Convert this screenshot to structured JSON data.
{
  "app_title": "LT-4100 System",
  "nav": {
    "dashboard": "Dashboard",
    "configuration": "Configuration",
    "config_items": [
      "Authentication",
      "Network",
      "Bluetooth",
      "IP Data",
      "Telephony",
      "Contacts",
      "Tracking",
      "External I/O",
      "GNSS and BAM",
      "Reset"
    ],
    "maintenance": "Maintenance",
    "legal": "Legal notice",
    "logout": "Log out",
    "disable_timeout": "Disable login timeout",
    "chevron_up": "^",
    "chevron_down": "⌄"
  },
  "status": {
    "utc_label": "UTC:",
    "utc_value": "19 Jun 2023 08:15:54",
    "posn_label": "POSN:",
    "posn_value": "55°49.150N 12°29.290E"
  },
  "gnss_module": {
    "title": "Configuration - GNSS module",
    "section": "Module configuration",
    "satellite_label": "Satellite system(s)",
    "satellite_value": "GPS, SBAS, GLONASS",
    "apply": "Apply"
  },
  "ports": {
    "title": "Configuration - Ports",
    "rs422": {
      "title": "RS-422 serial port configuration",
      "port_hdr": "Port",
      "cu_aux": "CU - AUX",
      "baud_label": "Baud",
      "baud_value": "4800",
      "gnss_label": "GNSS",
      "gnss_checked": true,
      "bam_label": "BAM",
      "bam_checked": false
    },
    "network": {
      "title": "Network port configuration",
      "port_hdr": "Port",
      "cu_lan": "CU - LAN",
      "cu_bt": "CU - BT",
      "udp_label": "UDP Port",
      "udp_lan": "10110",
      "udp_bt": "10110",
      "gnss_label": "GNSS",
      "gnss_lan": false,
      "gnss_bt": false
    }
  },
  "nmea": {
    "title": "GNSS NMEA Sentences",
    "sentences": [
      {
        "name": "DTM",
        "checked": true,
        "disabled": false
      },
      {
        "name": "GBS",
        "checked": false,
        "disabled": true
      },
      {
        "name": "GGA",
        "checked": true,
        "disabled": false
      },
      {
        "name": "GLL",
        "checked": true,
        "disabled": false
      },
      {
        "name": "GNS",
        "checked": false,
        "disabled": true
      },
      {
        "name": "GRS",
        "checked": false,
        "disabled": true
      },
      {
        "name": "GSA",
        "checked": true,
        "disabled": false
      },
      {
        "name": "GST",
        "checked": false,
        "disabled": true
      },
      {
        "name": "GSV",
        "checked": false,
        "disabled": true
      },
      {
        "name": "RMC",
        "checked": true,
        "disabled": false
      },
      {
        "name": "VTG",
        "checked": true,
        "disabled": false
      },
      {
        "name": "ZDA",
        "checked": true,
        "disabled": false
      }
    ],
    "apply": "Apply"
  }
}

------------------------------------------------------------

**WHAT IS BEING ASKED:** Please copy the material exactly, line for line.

**RESPONSE TO THIS TASK:**
Convert this screenshot to structured JSON data.
{
  "app_title": "LT-4100 System",
  "nav": {
    "dashboard": "Dashboard",
    "configuration": "Configuration",
    "config_items": [
      "Authentication",
      "Network",
      "Bluetooth",
      "IP Data",
      "Telephony",
      "Contacts",
      "Tracking",
      "External I/O",
      "GNSS and BAM",
      "Reset"
    ],
    "maintenance": "Maintenance",
    "legal": "Legal notice",
    "logout": "Log out",
    "disable_timeout": "Disable login timeout",
    "chevron_up": "^",
    "chevron_down": "⌄"
  },
  "status": {
    "utc_label": "UTC:",
    "utc_value": "19 Jun 2023 08:15:54",
    "posn_label": "POSN:",
    "posn_value": "55°49.150N 12°29.290E"
  },
  "gnss_module": {
    "title": "Configuration - GNSS module",
    "section": "Module configuration",
    "satellite_label": "Satellite system(s)",
    "satellite_value": "GPS, SBAS, GLONASS",
    "apply": "Apply"
  },
  "ports": {
    "title": "Configuration - Ports",
    "rs422": {
      "title": "RS-422 serial port configuration",
      "port_hdr": "Port",
      "cu_aux": "CU - AUX",
      "baud_label": "Baud",
      "baud_value": "4800",
      "gnss_label": "GNSS",
      "gnss_checked": true,
      "bam_label": "BAM",
      "bam_checked": false
    },
    "network": {
      "title": "Network port configuration",
      "port_hdr": "Port",
      "cu_lan": "CU - LAN",
      "cu_bt": "CU - BT",
      "udp_label": "UDP Port",
      "udp_lan": "10110",
      "udp_bt": "10110",
      "gnss_label": "GNSS",
      "gnss_lan": false,
      "gnss_bt": false
    }
  },
  "nmea": {
    "title": "GNSS NMEA Sentences",
    "sentences": [
      {
        "name": "DTM",
        "checked": true,
        "disabled": false
      },
      {
        "name": "GBS",
        "checked": false,
        "disabled": true
      },
      {
        "name": "GGA",
        "checked": true,
        "disabled": false
      },
      {
        "name": "GLL",
        "checked": true,
        "disabled": false
      },
      {
        "name": "GNS",
        "checked": false,
        "disabled": true
      },
      {
        "name": "GRS",
        "checked": false,
        "disabled": true
      },
      {
        "name": "GSA",
        "checked": true,
        "disabled": false
      },
      {
        "name": "GST",
        "checked": false,
        "disabled": true
      },
      {
        "name": "GSV",
        "checked": false,
        "disabled": true
      },
      {
        "name": "RMC",
        "checked": true,
        "disabled": false
      },
      {
        "name": "VTG",
        "checked": true,
        "disabled": false
      },
      {
        "name": "ZDA",
        "checked": true,
        "disabled": false
      }
    ],
    "apply": "Apply"
  }
}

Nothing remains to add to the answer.